Is 2016 the year we will begin to see real action from participating governments regarding climate change?
Following December’s international convention in Paris, 195 countries signed an agreement to limit the global temperature rise to well below 2 degrees, with an aspiration of meeting a target of 1.5 degrees. At the time, the announcement was met with a poignant mixture of surprise, cynicism and relief.
After all, it is now known that buildings consume around 40% of the world’s energy, and contribute 30% of carbon emissions, so there is no doubt that the property sector has a big responsibility to meet these targets.
In response, governments are likely to look at the built environment to get results in their drive towards a low carbon economy via increasing construction standards, reporting requirements and Greenhouse gas reductions.
CBRE expect some interesting combinations of government incentives and regulations over the next 12 months, and the hope is that the year ahead will bring progress towards the overall climate change aim.
Governments are not alone. Investors will also look to drive a low carbon built environment increasingly using Environmental, Social and Governance (ESG) performance to inform their decision making.
This reflects a risk and reward approach for property investors. For example, mitigating the risk of obsolescence and potentially punitive energy and emissions costs. While, at the same time, anticipating the reward of increased rents, shorter voids, higher quality tenants and higher values from more sustainable buildings.
GRESB (Global Real Estate Sustainability Benchmark) scores have become a key indicator of fund ESG performance, but the most discerning investors are digging deeper to examine the policy and practice behind headline scoring when choosing fund managers and advisors.
The recently released guide Sustainable Real Estate Investment – Implementing the Paris climate agreement: an action framework, provides comprehensive guidance on implementing ESG principles and taking action.
CBRE advises that all property industry players increase their awareness of, and commitment to, better ESG performance or risk being left behind.
Alongside, greater focus on ESG issues there is a divestment trend developing. Specifically, institutional investors shying away from fossil fuel industries in favour of ethical investment philosophies such as avoidance of businesses involved in tobacco, weapons and human rights violations.

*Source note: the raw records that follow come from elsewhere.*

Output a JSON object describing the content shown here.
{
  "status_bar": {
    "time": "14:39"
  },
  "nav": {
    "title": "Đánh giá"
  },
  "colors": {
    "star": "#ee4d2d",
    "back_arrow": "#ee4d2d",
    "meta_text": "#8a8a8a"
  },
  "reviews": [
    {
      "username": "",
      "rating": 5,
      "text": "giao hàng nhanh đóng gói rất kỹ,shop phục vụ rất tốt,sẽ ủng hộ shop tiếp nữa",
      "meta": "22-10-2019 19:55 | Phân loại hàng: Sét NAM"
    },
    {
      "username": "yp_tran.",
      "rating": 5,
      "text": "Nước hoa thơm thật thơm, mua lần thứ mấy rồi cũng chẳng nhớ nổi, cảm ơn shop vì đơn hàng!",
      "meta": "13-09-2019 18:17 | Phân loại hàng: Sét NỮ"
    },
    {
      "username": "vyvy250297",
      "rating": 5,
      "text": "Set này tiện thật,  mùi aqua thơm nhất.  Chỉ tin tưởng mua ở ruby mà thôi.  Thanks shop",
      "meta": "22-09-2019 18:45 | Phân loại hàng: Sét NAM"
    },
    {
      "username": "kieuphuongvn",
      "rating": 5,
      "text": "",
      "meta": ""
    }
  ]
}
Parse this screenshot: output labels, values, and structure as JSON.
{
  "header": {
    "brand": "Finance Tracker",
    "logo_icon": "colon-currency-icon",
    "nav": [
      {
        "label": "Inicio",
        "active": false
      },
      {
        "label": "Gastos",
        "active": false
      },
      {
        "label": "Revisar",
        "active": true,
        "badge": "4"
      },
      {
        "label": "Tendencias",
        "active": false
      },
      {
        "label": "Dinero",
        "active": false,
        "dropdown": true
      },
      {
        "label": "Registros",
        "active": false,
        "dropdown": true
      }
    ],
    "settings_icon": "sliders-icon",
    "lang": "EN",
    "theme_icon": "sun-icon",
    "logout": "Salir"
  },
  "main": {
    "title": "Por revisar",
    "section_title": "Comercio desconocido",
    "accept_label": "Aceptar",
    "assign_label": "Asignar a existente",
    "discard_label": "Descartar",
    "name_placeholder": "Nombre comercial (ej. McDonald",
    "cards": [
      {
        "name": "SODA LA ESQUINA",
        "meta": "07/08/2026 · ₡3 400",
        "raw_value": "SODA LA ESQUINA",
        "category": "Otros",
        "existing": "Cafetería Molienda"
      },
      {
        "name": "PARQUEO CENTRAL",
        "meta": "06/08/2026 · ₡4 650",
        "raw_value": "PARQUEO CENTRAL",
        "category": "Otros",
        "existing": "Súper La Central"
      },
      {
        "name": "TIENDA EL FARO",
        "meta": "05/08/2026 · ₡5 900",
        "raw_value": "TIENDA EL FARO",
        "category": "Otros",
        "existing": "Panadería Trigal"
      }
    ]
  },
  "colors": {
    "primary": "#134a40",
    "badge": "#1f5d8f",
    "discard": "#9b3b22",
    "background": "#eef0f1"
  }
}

For real estate this means an increasing number of funds focusing on sustainable buildings or providing funds to improve the energy and carbon performance of existing assets. This is a vital piece of the puzzle for improving building performance and enabling the industry to meet the COP21 goals.
CBRE predicts an influx of innovative financial mechanisms to help make the business case for greener buildings really stack up.
Responsible companies are increasingly bringing the supply chain into their field of vision for sustainability, and seeking to inspire much needed action.
The recently released CDP and BSR Global Supply Chain Report 2016 – From Agreement to Action: Mobilising suppliers toward a climate resilient world – demonstrates the urgency for greater commitment. Commissioned to review the suppliers of 75 global organisations with an annual spend of over US$2 trillion, the report reveals that while 72% of responding suppliers recognise that climate change presents risks to their business, less than half (45%) have set emissions reduction targets and only 34% had reduced emissions in the last year.
Consideration of suppliers’ social responsibility is also coming under increased scrutiny, as demonstrated by new compliance requirements for large businesses in Europe – the European Directive on Non-Financial Reporting – and voluntary measures being put in place globally.
CBRE believes if you are anywhere in the property supply chain it is wise to take note, understand and act accordingly.
Recent years have seen an unprecedented rise in renewable energy installations as technology has become more efficient and cost effective.
To date, we have seen mass coverage regarding solar and wind energy but that is set to change. Developments in large and small scale energy storage underpinned by new technology will change the landscape. This type of energy storage will allow industry to expand the use of renewables, enable better balancing of demand and grid capacity and could enhance energy security without the need for costly new fossil fuel power stations.
At building level, CBRE sees opportunities for on-site storage and local networks to avoid diesel generator requirements, with greater focus on demand response to manage peaks.
Health and wellbeing are now very much part of corporate occupiers property conversations.
CBRE’s 2016 European Occupier Survey, which surveys leading companies worldwide, revealed that 75% of respondents have a wellness programme in place, recognising the positive impacts on employee productivity, attraction and retention.
Interestingly, 28% of respondents included “sustainable design and building certification” as a key element of their programme, and 67% noted that ‘indoor environment quality’ was important to their people, up 15% on 2014. The rise of “wellness” can be attributed to the fact it is more personal and easier to grasp as a concept than carbon or climate change, but these results show the intrinsic link between “green” and “healthy” in our workplaces.
We hope that the property sector continues to embrace the value of sustainability this year and the huge opportunity it presents, not only for our industry, but for the millions who engage with us well beyond.
This blog was originally posted on CBRE's website: http://greenperspective.cbre.eu
CBRE are a member of the BBP's Managing Agents Partnership. Read more about this project here.
Senior Director, EMEA Head of Sustainability, CBRE Ltd